## WHAT IS NEEDED:
Find all the lines in the entries below that hold the word "woman" and copy them.

┌──

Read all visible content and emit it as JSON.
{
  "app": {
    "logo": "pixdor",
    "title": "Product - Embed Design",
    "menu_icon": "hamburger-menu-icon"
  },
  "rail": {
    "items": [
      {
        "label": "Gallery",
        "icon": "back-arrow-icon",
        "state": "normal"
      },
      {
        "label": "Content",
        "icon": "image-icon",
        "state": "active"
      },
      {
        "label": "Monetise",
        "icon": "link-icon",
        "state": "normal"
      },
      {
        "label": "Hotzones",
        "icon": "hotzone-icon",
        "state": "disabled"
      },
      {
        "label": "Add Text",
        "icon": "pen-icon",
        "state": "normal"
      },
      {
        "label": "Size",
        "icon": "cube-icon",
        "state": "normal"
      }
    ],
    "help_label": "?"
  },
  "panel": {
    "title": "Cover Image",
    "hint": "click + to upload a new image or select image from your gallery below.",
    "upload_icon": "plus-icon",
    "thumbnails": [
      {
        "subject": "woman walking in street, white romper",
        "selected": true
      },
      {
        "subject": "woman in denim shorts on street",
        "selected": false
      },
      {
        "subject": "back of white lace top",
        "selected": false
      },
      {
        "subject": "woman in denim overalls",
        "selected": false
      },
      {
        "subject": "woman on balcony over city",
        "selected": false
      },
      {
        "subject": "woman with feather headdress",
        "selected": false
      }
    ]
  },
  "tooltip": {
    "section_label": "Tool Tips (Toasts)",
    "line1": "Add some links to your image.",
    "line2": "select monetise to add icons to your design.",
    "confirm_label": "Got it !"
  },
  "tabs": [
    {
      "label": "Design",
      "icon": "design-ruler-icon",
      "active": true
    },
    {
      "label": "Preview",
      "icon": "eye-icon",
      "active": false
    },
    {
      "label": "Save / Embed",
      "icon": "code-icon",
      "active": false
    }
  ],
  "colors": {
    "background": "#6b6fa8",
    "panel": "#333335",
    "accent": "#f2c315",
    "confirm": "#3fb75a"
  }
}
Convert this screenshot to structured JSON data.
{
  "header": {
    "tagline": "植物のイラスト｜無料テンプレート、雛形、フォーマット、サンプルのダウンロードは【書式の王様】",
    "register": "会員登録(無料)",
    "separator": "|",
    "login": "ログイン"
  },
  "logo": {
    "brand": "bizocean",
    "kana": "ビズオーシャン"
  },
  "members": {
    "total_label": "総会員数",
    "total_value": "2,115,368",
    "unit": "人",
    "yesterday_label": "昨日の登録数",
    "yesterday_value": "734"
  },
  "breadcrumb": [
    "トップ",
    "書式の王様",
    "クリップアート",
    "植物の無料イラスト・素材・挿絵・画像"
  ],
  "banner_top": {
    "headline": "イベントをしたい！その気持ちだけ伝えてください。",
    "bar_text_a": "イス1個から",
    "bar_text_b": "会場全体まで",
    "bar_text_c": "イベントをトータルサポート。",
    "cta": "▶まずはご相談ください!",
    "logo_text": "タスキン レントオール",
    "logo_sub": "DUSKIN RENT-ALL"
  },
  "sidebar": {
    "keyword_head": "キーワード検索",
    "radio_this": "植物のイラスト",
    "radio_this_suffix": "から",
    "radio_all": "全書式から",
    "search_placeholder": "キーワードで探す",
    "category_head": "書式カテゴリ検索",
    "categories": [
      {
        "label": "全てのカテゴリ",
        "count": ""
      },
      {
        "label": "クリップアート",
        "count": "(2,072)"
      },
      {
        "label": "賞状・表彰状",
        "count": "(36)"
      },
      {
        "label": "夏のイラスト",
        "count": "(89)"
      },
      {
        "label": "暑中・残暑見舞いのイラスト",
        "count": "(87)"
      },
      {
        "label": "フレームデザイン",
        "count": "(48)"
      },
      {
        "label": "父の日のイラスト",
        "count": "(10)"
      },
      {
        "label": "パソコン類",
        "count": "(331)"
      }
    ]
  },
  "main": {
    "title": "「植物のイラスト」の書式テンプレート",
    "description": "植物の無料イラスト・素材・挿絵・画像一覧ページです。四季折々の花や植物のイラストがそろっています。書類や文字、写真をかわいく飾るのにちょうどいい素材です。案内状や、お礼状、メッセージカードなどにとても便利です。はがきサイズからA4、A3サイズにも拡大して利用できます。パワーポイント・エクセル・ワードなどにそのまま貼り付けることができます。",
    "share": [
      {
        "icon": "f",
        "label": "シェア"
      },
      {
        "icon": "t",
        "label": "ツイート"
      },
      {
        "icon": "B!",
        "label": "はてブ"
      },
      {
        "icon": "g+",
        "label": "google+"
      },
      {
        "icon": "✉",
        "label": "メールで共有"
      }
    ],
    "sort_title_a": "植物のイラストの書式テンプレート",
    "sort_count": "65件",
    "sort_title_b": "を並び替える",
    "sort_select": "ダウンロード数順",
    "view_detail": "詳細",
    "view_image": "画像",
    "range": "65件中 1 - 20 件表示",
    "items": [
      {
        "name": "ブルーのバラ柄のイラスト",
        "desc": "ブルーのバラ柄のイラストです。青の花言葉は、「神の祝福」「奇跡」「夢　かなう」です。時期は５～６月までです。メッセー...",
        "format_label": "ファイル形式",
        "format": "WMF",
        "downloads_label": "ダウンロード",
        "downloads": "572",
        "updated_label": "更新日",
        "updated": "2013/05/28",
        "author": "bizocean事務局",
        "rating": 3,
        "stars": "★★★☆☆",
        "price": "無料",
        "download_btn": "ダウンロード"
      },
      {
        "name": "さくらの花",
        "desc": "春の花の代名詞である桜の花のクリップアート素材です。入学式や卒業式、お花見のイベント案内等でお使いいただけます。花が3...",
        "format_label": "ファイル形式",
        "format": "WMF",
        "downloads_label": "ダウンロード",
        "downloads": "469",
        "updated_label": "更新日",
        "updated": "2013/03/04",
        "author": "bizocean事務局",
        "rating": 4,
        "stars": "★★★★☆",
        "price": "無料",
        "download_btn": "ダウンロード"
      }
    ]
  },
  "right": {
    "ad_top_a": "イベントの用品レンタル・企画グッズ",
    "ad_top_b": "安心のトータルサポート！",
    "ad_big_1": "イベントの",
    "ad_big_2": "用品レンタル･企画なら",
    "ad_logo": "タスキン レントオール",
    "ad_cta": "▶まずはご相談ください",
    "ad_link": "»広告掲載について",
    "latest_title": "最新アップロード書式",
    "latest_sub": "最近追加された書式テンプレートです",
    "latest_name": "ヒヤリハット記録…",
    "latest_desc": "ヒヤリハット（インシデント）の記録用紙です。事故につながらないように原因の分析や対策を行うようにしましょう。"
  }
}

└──

## REPLY:
        "subject": "woman walking in street, white romper",
        "subject": "woman in denim shorts on street",
        "subject": "woman in denim overalls",
        "subject": "woman on balcony over city",
        "subject": "woman with feather headdress",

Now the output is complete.